It is apparent that our final exit from the EU, 1 January 2021, will disrupt the movement of goods, back and forth, while transport links and customs authorities adjust to the new reality.
Hopefully, readers that are directly affected – with customers or suppliers in the EU – will already be aware of the customs red tape that they will need to comply with in the new year. If not, we suggest you take a look at the wealth of detailed guidance on the GOV.UK website; follow the COVID links for UK businesses.
But in anticipation of disruption in supply lines, what further action can we take in the closing weeks of 2020 to minimise the effects on our businesses in 2021?
- Contact your key suppliers and ask if they can fulfil your usual orders in the first quarter of 2021. Be sure to ask if their supplies are coming from the EU. If their response is less than positive start looking for UK or non-EU suppliers who can meet your needs.
- Contact your key customers. Ask if they will be affected by the EU changes. In particular, are they expecting to increase, maintain or reduce purchases from your company in the first quarter of 2021. Time will be an issue to replace any projected loss of sales with new business, but at least your forward thinking will flag up a possible challenge and give you time to brainstorm your options.
- When you have considered the above, revise your business plans. Flex the numbers in anticipation of variable outcomes to see if these outcomes are going to seriously impact solvency, cash-flow or funding.

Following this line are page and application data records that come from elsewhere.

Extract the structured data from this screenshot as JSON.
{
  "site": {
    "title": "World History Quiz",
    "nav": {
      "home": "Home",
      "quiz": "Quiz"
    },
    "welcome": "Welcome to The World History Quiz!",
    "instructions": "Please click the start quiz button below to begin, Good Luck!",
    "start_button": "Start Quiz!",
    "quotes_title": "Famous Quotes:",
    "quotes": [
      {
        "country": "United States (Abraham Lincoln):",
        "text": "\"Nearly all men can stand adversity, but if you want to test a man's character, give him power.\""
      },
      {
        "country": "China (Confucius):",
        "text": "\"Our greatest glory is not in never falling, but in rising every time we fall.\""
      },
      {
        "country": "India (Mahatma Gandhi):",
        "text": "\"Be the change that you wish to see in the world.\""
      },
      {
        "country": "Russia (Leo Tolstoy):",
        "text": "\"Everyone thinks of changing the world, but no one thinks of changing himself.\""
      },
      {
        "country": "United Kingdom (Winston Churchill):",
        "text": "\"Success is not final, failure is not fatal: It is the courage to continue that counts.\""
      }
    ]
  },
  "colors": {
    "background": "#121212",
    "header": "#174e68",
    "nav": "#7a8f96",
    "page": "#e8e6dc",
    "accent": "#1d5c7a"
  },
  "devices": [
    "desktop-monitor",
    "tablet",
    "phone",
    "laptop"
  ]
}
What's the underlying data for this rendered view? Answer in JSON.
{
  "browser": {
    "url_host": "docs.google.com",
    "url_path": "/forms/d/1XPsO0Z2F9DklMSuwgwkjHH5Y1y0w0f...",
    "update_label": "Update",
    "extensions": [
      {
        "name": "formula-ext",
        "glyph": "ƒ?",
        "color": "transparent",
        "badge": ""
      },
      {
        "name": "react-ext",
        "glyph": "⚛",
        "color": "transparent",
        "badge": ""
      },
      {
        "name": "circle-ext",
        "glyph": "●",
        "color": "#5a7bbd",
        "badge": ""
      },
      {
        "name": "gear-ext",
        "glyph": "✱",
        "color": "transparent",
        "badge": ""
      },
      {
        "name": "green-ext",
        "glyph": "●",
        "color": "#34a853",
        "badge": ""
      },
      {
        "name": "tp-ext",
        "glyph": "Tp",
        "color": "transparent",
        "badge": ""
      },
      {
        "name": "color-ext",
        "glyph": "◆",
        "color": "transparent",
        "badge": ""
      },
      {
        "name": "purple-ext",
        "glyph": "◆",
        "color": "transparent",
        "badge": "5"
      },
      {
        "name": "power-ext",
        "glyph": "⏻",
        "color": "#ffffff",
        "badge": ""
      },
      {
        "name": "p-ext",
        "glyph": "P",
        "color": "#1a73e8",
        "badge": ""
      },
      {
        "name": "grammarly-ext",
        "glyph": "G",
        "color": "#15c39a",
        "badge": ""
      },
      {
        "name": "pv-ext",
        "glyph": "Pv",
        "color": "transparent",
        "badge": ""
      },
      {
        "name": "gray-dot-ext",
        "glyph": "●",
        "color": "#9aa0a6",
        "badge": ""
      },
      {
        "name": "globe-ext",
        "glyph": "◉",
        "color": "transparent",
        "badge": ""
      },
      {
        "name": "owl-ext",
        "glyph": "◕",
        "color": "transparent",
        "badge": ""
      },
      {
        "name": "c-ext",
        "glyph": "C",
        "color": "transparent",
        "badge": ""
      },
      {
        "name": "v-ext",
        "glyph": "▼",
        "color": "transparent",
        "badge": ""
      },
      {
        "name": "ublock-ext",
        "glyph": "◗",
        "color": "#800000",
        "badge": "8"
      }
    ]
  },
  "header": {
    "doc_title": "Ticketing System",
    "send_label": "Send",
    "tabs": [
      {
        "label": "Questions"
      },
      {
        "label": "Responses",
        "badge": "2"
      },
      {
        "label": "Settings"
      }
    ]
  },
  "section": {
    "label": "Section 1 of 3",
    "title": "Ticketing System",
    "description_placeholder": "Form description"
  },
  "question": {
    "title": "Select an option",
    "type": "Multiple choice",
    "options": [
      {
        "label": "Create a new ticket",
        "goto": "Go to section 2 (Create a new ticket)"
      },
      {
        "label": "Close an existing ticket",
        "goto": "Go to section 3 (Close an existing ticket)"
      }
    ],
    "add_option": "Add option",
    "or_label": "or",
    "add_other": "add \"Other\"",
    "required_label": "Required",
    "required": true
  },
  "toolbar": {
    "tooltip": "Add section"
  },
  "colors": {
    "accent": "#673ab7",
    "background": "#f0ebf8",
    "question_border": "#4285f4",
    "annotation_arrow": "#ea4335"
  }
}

We can help. Contact us now if you would like to undertake an appropriate review of these issues. A little planning now may help to reduce future, negative impacts on your business…